Today we’d like to introduce you to Brian Campise.
Brian, please share your story with us. How did you get to where you are today?
One of the moments that made me want to become an artist was when I was in second grade on Career Day. The father of one of my classmates visited the class to describe his profession as a storyboard artist on the cartoon Xiaolin Showdown, a show I was obsessed with at the time. He described how his job is to plan out the sequence of shots in the cartoon through drawings, and then he showed us how to draw each of the characters step by step. This was my first exposure to the production process within film and animation, and nothing seemed cooler than being able to tell stories through drawing pictures.
When I was a teenager, reading comics and graphic novels deepened my interest in telling stories through images. I was struck by how an individual artist could illustrate an engaging story with a fully realized world. Instead of requiring an army of artists to tell a story such as in film or animation, a single comic artist could produce a vivid and compelling story all by himself. I remember reading Will Eisner’s graphic novel A Contract with God and seeing the emotional depth that can be achieved in comics. Eisner was able to convey that a character was experiencing grief simply through the arc of the line he used to define the character’s back. His work demonstrated to me the potential for comics and art as a whole to evoke complex emotions and tell stories. Reading comics showed me the capacity for artists to construct entire worlds through a sequence of still images.
I first experimented with the sequential art medium by making comics in high school for my friends. At the time, I found the campiness of Silver Age superhero comics from the 1960s hilarious because of their willingness to tell stories with absurd premises. For instance, there was an issue of the original Flash comic where he fights a turtle-themed villain whose power was his slowness. To satirize these comics, I created a superhero comic drawn in my notebook called Bearman who always fought another animal-themed villain and overcame them through his commitment to justice and the power of his wrestling moves. The encouragement I got from my friends who read my comics gave me the confidence to think that one day I could make a living working as an artist who told stories through their images. Currently, I’m a visual development artist and illustrator with a focus on sequential art mediums such as comics and storyboarding, so that I can tell stories through my artwork that could inspire someone in the same way that I was growing up.

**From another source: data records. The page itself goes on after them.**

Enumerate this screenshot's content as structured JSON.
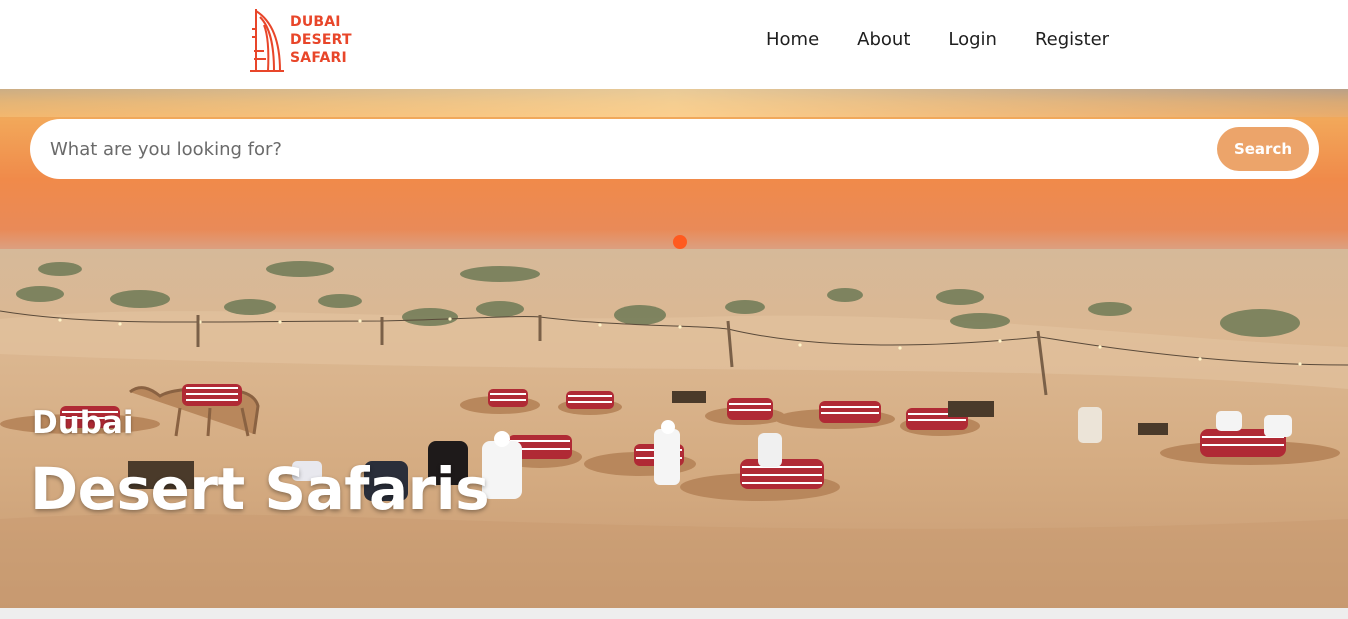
{
  "header": {
    "logo": {
      "icon": "burj-al-arab-icon",
      "line1": "DUBAI",
      "line2": "DESERT",
      "line3": "SAFARI",
      "color": "#e8462a"
    },
    "nav": [
      {
        "label": "Home"
      },
      {
        "label": "About"
      },
      {
        "label": "Login"
      },
      {
        "label": "Register"
      }
    ]
  },
  "search": {
    "placeholder": "What are you looking for?",
    "button_label": "Search",
    "button_color": "#eca46a"
  },
  "hero": {
    "subtitle": "Dubai",
    "title": "Desert Safaris",
    "image": "desert-sunset-camels-photo"
  }
}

Has it been a smooth road?
One of the biggest obstacles has been dealing with wrist pain from the repetitive hand motion required by drawing. A few years ago, I developed tendinitis in my wrist while I was taking art classes. During that time, I wore a wrist brace while my hand recovered over the course of a few months, and I taught myself to draw competently with my left hand to get school work done. To not repeat that from happening again, I’ve learned to use tools with larger grips that don’t require as much pressure to be held and to take intermittent breaks during work sessions to allow my hand to rest. The experience made me hyper-aware of the strain I put my hand through and gave me an appreciation for the necessity to take breaks and to use tools with proper form.
We’d love to hear more about your work and what you are currently focused on. What else should we know?
I’m a visual development artist and illustrator who specializes in sequential art. In all of my work, whether it’s a sequence of images or one, I set out to tell a story that captures a universal experience and uses knowledge of academic art principles to design the render the scene convincingly. My biggest influences as an illustrator are artists who managed to achieve this such as Norman Rockwell, Mead Schaeffer and Andrew Loomis. They all came from a generation of commercial illustrators who used their academic art training to tell believable, vivid stories. My goal in my work is to take this traditional commercial illustrator approach and combine it with a modern animation aesthetic so that I can tell meaningful stories that are believable but also expressive.
Let’s touch on your thoughts about our city – what do you like the most and least?
What I like best about our city is the intersection between different cultures and the love of art and entertainment. What I dislike is the density of people.
- Address: 8185 Sierra Bonita avenue, Rosemead CA
- Website: https://briancampise.wixsite.com/portfolio
- Phone: (626) 940-7813
- Email: firstname.lastname@example.org
- Instagram: https://www.instagram.com/briancampise/
- Twitter: https://twitter.com/BrianCampside